§ **Your assignment**: Scan the material below and report how many lines include the string "kind"; nothing else belongs in the reply.

########################################

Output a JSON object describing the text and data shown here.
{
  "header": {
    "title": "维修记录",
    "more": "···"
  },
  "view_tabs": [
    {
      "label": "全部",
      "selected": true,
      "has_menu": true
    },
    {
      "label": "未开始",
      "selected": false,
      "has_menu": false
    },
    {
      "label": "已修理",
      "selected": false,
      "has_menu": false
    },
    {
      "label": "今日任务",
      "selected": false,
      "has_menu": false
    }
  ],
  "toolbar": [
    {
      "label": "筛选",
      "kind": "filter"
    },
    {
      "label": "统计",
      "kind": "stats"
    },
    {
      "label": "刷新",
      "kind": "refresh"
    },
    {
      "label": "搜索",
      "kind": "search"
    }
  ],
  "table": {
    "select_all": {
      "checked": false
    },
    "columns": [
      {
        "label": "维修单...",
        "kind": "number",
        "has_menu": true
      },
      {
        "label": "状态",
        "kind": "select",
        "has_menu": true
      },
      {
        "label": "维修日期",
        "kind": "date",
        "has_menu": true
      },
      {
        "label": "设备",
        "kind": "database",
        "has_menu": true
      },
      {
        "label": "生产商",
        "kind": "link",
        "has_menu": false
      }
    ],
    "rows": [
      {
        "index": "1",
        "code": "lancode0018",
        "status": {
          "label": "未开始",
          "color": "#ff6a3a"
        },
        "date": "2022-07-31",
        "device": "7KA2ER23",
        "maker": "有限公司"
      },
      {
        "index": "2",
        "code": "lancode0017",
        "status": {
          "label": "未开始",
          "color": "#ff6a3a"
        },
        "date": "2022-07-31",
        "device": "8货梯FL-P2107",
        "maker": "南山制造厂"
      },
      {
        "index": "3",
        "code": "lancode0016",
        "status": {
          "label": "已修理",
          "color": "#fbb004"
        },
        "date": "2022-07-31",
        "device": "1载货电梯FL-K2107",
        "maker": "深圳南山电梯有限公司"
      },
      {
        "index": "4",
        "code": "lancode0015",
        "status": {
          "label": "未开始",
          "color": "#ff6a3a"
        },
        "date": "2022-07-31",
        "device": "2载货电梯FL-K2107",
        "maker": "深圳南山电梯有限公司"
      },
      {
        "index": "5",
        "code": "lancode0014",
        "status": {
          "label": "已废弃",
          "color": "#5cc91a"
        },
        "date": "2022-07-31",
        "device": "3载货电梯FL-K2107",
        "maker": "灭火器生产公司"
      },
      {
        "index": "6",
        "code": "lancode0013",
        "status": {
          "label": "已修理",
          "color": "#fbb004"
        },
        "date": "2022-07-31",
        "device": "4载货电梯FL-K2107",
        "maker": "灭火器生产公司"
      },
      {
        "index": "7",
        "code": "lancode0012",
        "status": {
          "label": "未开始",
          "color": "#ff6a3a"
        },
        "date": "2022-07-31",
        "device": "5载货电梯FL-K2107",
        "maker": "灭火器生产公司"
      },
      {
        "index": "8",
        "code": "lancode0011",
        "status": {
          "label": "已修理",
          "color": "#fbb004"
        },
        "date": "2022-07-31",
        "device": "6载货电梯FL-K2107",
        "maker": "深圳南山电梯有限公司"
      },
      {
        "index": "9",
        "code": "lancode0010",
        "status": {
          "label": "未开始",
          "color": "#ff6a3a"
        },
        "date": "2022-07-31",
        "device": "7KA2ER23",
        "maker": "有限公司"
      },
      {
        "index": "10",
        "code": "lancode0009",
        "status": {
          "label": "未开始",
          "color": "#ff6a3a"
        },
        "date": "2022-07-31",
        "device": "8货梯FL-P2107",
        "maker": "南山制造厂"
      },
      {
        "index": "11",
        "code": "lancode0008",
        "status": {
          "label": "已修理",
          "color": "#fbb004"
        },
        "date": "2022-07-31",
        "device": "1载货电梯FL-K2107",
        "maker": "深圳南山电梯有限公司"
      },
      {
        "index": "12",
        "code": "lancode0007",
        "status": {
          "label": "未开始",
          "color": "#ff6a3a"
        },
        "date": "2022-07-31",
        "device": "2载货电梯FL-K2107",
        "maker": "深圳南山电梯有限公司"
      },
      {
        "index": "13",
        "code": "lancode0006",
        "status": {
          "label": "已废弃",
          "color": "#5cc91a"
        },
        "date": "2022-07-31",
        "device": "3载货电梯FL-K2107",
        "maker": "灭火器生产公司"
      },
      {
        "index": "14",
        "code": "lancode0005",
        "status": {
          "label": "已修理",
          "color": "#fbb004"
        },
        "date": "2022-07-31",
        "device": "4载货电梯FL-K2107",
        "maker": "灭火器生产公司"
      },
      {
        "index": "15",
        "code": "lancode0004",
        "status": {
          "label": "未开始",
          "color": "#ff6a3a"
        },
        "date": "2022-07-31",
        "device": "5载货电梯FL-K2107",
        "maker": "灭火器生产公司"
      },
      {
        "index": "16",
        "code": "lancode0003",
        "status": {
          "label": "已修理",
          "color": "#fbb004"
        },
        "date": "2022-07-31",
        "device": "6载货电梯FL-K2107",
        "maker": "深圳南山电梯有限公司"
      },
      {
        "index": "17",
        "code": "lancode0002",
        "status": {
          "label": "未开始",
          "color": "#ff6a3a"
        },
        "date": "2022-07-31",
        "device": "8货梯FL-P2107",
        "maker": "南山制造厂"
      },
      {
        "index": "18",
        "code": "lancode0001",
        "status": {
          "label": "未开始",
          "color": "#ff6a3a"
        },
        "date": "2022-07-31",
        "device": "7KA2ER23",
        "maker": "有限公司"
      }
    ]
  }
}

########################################

§ **Solution to this exercise**: 9